[Excerpts from a dataset]
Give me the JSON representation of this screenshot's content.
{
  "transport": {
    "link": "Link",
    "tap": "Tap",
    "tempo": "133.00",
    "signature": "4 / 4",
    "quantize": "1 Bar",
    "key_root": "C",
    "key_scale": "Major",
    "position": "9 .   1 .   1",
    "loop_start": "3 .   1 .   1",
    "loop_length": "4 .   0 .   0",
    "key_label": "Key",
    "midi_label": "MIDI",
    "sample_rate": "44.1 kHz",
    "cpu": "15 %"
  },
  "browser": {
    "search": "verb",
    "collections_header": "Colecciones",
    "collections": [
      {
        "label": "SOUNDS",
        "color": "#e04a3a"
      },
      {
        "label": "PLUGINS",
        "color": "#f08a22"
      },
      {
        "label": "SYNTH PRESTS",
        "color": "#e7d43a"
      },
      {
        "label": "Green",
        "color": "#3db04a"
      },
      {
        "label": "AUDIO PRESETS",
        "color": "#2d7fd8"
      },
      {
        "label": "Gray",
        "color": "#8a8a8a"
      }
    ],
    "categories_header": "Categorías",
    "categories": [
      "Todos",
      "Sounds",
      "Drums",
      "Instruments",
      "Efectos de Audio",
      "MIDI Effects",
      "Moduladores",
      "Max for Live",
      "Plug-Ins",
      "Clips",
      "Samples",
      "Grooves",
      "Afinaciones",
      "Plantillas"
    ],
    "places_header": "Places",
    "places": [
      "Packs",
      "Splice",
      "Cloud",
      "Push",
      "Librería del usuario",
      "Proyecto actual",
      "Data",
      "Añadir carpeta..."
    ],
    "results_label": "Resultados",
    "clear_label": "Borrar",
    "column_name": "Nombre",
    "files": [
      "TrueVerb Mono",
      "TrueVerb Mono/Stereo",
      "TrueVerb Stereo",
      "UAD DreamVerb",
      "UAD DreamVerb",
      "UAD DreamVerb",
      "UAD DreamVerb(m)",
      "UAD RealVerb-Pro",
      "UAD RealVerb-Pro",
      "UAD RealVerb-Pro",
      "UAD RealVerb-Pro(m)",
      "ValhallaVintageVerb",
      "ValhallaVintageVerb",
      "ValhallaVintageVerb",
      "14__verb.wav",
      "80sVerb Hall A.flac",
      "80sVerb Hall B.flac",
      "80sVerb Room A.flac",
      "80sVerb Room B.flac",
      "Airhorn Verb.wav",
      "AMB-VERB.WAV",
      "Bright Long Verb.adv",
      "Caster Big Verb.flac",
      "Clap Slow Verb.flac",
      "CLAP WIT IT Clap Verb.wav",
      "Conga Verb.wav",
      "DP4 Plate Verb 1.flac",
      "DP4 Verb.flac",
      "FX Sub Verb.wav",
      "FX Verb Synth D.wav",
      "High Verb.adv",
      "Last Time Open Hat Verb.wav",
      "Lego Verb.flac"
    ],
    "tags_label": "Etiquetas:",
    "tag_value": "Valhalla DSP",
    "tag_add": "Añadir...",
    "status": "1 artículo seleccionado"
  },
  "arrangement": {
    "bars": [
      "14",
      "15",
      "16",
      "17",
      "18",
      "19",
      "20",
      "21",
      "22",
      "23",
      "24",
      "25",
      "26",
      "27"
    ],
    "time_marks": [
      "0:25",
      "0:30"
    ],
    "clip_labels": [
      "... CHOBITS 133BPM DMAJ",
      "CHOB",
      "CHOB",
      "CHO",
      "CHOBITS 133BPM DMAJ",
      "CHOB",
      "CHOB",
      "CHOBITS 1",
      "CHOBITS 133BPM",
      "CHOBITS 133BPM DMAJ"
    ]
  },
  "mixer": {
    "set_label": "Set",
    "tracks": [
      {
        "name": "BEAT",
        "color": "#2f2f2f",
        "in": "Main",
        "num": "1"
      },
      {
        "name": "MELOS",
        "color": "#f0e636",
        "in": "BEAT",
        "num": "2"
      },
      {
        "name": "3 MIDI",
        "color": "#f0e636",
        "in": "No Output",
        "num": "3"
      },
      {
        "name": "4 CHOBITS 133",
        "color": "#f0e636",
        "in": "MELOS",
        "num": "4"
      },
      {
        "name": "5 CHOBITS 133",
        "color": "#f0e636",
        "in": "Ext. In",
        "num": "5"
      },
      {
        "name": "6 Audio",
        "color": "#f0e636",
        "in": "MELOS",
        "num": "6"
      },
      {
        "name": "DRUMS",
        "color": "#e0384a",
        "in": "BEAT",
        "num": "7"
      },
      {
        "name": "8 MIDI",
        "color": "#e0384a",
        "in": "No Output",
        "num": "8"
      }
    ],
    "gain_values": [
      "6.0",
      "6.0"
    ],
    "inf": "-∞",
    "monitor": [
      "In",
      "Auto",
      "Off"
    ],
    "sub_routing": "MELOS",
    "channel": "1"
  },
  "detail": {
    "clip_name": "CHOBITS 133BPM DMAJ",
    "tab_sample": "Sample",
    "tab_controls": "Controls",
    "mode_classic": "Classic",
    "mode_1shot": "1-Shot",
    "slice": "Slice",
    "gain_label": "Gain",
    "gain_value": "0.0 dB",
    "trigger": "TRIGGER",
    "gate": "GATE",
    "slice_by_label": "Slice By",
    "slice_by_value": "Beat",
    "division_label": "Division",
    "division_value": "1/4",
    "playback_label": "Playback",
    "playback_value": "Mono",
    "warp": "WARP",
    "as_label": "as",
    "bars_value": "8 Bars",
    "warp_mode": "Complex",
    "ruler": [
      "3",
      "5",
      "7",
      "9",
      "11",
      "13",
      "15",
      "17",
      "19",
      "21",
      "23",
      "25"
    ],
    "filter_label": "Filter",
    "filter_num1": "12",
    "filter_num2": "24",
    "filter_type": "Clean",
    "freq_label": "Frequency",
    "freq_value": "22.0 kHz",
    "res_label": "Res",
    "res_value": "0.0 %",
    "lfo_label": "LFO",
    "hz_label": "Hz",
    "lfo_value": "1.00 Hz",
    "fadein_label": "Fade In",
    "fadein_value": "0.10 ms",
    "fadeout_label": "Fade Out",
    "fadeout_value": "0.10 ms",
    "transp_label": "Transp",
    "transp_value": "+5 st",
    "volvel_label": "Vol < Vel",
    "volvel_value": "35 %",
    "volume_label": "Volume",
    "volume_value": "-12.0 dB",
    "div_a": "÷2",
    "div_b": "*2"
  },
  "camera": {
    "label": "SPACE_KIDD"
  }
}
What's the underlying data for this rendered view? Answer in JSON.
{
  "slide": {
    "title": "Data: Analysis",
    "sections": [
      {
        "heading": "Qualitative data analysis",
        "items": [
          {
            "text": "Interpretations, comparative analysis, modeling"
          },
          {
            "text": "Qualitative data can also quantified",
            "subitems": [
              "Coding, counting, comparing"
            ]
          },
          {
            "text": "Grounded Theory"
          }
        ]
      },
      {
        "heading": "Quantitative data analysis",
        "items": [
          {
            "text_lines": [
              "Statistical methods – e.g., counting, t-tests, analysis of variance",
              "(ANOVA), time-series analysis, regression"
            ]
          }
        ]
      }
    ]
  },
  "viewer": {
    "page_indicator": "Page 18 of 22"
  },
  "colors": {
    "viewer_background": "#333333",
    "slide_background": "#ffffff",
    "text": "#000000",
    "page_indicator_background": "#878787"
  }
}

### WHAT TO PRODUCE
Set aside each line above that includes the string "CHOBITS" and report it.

### OUTPUT BELOW
      "... CHOBITS 133BPM DMAJ",
      "CHOBITS 133BPM DMAJ",
      "CHOBITS 1",
      "CHOBITS 133BPM",
      "CHOBITS 133BPM DMAJ"
        "name": "4 CHOBITS 133",
        "name": "5 CHOBITS 133",
    "clip_name": "CHOBITS 133BPM DMAJ",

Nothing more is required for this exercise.